In the past couple of weeks, I’ve been busy asking questions of any government person I can find to ensure the road freight transport industry can be as prepared as possible for the wave of Omicron coming our way.
We are committed to keeping our part of the supply chain moving, as we have done through the Covid-19 pandemic even through lockdowns when truck drivers traversed lonely roads with little in the way of refreshment supplies and comfort stops.
On 10 January, I wrote to Transport Minister Michael Wood stressing the urgency for Government to get a plan on the table so the supply chain can prepare appropriately. The trucking industry has many things to consider including availability of government personnel to keep trucks and drivers on the road with all the right paperwork.

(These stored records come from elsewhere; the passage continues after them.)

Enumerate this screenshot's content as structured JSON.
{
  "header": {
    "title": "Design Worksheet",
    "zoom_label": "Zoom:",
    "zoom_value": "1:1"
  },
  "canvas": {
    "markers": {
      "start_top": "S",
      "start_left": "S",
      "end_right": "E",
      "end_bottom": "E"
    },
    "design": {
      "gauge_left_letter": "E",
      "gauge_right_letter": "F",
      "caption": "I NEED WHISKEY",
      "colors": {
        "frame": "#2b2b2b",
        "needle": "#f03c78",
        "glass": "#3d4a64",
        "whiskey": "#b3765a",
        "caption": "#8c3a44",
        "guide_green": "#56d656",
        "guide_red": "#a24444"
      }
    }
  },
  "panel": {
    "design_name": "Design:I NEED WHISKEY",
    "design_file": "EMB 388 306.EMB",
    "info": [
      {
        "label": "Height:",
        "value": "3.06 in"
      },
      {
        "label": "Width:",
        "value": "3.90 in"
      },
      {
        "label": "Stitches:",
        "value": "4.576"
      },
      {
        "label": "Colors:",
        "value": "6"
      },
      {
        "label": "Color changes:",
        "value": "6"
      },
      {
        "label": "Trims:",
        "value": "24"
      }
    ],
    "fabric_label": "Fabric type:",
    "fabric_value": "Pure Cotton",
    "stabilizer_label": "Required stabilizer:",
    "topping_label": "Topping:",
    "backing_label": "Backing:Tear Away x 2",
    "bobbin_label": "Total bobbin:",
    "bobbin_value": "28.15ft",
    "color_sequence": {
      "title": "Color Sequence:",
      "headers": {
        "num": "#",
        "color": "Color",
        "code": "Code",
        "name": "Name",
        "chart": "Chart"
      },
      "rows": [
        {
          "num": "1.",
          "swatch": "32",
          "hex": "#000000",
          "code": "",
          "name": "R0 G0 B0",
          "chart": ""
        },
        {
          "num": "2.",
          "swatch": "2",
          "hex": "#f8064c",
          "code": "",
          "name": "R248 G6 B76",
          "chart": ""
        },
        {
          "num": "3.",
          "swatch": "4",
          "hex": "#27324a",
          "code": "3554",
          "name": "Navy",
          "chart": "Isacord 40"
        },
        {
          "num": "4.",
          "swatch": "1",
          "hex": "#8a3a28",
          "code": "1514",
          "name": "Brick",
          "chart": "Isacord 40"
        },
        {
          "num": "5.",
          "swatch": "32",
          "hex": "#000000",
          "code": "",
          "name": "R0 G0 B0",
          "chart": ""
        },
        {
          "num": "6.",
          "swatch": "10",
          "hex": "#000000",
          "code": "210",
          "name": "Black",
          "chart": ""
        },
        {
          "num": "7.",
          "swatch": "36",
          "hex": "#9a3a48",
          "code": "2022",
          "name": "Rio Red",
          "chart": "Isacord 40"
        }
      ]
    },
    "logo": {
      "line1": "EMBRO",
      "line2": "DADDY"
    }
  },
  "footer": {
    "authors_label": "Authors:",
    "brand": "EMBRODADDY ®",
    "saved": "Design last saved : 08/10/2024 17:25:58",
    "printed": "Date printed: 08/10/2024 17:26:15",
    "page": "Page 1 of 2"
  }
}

I’ve also done numerous media interviews asking for the Government’s plan, and have been joined by many other industries on that score.
We stand with Retail New Zealand and Countdown in asking for details of testing and isolation periods, as well as a pragmatic approach to what could be a short-term but debilitating worker shortage impacting processing and delivery of essentials such as food and medical supplies.
It has felt a bit like lights on but nobody home when it comes to the Government’s response.
All the while we have been watching our counterparts in Australia deal with severe supply chain disruption due to workers both being unwell with Omicron and/or isolating. Some are asymptomatic and some don’t get very sick at all, so rules have been changed to allow them to work.
Australia has also lost control of accurate numbers due to a shortage of rapid antigen tests and the PCR testing system being overwhelmed. Lessons can be learned from this, right?
We are going into the third year of Covid-19 dominating all our lives in New Zealand and there is a certain trauma that comes with that. We don’t need more panic, fear mongering and knee-jerk reactions from those in charge. We need detailed, clear, pragmatic plans.
Under pressure, the Government will be making some announcements this week however, they are signalling that detailed plans on issues such as rules for isolating and stand down periods are not expected for another week or two.
There is no doubt that Covid-19 has been a world-changing event and debate on who managed it best will go on for years after the virus has done its worst. New Zealand has charted a path that has kept people safe from Covid-19, but it has come with many unintended consequences and long-lasting impacts.
Compliance has come from fear which has in turn, pitched citizens against each other, particularly New Zealanders who have had to travel, or live offshore, but have strong family connections here and wish to be able to return, as is the right conveyed on their passports.
Regarding Omicron, the Government’s strategy has been reported to be to keep it out of the community for as long as possible to buy time for boosters and preparation. Haven’t they had two years to prepare?
This week, a briefing document prepared for the Department of Prime Minister and Cabinet leaked to Māori Television revealed warnings have certainly been sounded.
The classified Across Government Situation Report reveals advisers' fears of panic buying of food, protective masks and medication should Omicron eventually spread and says home-made face coverings are "unlikely to be effective".
The report says given many haven’t been exposed to previous waves of Covid-19 like Delta, New Zealand could be harder hit than the US and Europe, which are now battling their own Omicron outbreaks.
“Most will not have any protective immunity benefits that may arise from prior infection,” the report says.
While many countries believe Omicron may be the end of the pandemic for them, New Zealand’s strategy has left us with greater exposure it seems.
I know that truck companies are resilient and Transporting New Zealand has issued advice on preparing for Omicron with what we know so far. In the absence of any Government plan, and with people in the community who have tested positive to Omicron, we have to do the best we can.
Keep up-to-date on our Covid-19 web page where we will post information as it comes to hand.
- Nick Leggett, CEO, Ia Ara Aotearoa Transporting New Zealand